Emmanuelle Renard, "À sauts et à gambades" (Skipping and jumping)

From 19 March to 02 May 2015

The set of paintings and drawings presented in Emmanuelle Renard's third personal exhibition at the gallery Polad-Hardouin is articulated around her great painting Après la pluie (“After the rain”, 2013), a second version of her free remake of Fragonard's L'escarpolette (“The Swing”), and part of her series Héroïque fantaisie from 2012.

From one remake to the next, the format stretches out, the sky becomes clearer, light becomes white and soft, as if shifting between two moments: Winter against Fall. A necrophagous Fall piles up all kinds of bodies, locking up space and making air stifling, whereas Winter, calm and frozen, represents the threshold of a new beginning, ready to welcome light and Spring. The versions contrast and follow each other smoothly. The swing is now floating, flaunting physical laws, in a temporary balance. In this last version, the young woman's expression is relaxed, altruistic and smiling: an atmosphere that anticipates the works presented here.

In this new series, compositions become lighter and clashing. Canvases are left raw on most of their surface, and landscapes become airy. The living are suspended out of time and space, as when Emmanuelle Renard creates her works. Her characters, free from worldly contingencies, project themselves onto the environments they have themselves generated and mastered.

Emmanuelle Renard works on the loss of landmarks and chooses to express the blind part, this “(...) connecting darkness where the basis of experience and indeed of the world and of this universe of sense through which we perceive it, are indicated"(1).

 Perturbing cosmic order to turn the world into a playground. She works directly on the floor of her workshop, simultaneously developing a set of paintings and one of drawings, moving between the two, from an automatic drawing to the next, from a drawing to a painting, without any hierarchy. She builds by steps, in a constant back and forth, through a multiplication of tracks and echoes between compositions.

She uses all kinds of processes to get out of familiar territories, e.g. by practicing remakes, or by working simultaneously on a set of works – paintings or drawings – as if playing a solitary game of cadavre exquis.

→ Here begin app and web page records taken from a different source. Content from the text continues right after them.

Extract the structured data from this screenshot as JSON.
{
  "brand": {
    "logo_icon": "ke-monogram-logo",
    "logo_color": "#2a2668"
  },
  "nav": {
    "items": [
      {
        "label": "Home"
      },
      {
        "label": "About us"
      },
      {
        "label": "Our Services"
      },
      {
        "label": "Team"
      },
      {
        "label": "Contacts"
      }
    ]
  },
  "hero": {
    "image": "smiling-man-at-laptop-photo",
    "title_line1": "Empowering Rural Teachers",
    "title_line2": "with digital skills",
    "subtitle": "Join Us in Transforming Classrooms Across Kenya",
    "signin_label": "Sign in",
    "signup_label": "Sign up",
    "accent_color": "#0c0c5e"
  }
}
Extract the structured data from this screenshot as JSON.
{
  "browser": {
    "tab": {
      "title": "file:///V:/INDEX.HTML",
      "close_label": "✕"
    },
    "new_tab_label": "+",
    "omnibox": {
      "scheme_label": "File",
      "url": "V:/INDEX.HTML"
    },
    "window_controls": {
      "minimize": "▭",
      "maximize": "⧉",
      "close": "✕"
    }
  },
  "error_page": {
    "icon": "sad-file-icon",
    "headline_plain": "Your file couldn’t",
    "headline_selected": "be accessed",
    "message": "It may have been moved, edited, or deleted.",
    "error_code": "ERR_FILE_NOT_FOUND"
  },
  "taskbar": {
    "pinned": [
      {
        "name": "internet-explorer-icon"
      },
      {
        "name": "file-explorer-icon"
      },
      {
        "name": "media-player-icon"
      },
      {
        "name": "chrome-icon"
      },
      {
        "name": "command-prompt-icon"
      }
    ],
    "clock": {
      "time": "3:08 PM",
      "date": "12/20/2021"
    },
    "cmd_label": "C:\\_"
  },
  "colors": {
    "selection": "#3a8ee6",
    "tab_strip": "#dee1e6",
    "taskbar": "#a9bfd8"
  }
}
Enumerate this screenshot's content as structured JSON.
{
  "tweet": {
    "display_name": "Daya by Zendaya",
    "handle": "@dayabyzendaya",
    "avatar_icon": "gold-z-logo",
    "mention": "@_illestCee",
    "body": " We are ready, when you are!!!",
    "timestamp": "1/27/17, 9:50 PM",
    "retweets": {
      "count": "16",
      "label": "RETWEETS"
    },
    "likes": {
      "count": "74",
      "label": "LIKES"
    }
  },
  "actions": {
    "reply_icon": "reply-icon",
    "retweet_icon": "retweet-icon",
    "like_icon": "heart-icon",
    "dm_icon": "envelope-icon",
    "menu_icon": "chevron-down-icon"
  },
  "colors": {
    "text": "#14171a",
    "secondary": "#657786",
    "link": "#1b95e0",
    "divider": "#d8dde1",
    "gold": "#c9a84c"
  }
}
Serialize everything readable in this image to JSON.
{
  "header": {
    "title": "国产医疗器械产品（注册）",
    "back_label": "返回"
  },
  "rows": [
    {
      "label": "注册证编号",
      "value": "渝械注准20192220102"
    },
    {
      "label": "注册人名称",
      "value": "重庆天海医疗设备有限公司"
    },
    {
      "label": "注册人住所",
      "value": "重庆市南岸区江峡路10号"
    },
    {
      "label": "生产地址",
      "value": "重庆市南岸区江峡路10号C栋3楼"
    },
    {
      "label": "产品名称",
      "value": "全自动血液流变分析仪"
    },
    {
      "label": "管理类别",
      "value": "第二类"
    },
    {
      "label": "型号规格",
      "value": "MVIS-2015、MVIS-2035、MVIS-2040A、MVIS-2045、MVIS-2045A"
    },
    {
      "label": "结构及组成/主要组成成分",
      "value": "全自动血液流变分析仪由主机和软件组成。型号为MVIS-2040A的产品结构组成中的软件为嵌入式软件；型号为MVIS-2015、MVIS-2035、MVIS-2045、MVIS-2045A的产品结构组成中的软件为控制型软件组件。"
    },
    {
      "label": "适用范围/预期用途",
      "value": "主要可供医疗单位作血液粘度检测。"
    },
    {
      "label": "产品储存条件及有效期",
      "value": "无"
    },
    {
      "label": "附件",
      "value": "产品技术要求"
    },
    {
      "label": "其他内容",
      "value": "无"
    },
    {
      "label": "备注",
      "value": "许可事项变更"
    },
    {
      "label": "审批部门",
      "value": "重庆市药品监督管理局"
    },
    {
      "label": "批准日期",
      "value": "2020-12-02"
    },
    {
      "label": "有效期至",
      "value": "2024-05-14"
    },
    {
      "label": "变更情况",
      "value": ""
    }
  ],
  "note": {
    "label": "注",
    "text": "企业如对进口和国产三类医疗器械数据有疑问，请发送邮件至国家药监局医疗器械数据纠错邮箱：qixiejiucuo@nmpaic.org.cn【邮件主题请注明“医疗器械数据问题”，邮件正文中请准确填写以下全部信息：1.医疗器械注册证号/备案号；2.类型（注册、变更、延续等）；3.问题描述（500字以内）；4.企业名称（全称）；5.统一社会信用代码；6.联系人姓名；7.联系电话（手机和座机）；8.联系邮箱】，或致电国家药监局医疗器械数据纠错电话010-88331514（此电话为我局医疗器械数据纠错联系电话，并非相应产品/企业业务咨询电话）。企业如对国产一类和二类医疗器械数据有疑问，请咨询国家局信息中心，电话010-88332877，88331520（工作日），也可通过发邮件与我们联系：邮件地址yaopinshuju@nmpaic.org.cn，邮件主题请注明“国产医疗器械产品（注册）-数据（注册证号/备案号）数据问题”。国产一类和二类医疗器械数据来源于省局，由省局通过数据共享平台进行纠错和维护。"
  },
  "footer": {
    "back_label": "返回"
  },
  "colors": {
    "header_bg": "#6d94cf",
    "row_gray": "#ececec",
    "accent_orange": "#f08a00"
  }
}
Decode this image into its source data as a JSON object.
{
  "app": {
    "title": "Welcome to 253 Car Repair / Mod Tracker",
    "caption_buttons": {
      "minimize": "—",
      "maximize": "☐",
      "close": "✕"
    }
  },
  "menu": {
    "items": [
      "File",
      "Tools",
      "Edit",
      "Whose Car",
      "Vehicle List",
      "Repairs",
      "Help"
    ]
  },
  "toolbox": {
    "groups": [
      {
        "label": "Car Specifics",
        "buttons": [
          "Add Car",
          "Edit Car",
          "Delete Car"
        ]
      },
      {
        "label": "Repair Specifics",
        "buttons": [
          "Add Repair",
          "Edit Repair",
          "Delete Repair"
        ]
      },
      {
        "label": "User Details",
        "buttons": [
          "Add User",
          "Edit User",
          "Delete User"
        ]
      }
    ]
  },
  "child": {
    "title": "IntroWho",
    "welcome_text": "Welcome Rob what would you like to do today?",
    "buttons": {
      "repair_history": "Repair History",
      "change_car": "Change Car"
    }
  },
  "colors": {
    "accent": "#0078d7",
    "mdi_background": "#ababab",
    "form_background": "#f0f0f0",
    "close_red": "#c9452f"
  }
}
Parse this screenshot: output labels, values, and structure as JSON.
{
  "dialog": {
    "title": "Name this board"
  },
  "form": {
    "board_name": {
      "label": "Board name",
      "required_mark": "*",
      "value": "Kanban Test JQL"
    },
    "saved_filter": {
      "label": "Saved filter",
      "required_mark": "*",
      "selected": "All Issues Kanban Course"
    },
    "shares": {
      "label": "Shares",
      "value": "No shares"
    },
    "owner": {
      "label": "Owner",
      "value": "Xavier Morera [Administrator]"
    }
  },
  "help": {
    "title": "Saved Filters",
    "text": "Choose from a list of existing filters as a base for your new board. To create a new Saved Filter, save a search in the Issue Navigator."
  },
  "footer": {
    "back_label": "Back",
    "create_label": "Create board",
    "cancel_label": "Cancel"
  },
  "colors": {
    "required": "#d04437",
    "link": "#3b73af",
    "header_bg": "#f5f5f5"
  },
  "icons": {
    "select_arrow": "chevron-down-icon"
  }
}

Backwards, randomly, she comes back to one, moves on to another, “à sauts et gambades,” skipping and jumping. Emmanuelle Renard frees herself from obstacles to turn them into springboards, visionary projections mixing phantasms and memories.

The artist creates distortions by setting side by side heteroclite elements that merrily co-habit. Superheroes' masks mix with medieval garments (ruffs, hobby-horses). Circassian elements, supported by chimeras, loom over urban landscapes, uproot lonely characters, pull and waylay cars. Scales are out of kilter, cities move away and humans acquire their full importance in a festive poetry.

In the marked interplay of hollow and full parts, dense and opaque garments heavy with paint, also seem to concretize heaviness while limbs and faces are set in a cosmic landscape.

Emmanuelle Renard wisely discards habits; she offers us a superb exhibition where she shares her last meanderings into the most secret and unfathomable parts of corporality. Let us quote Montaigne, whose taste for traveling she shares:

I go out of my way; but 'tis rather by licence than oversight (2)


(1)- Jean-luc lannoy, langage,perception,mouvement: blanchot et Merleau-ponty, éditions  Jérôme Millon, Grenoble, 2008

(2)- Montaigne, Essays; (III,9) "Of Vanity", transl charles cotton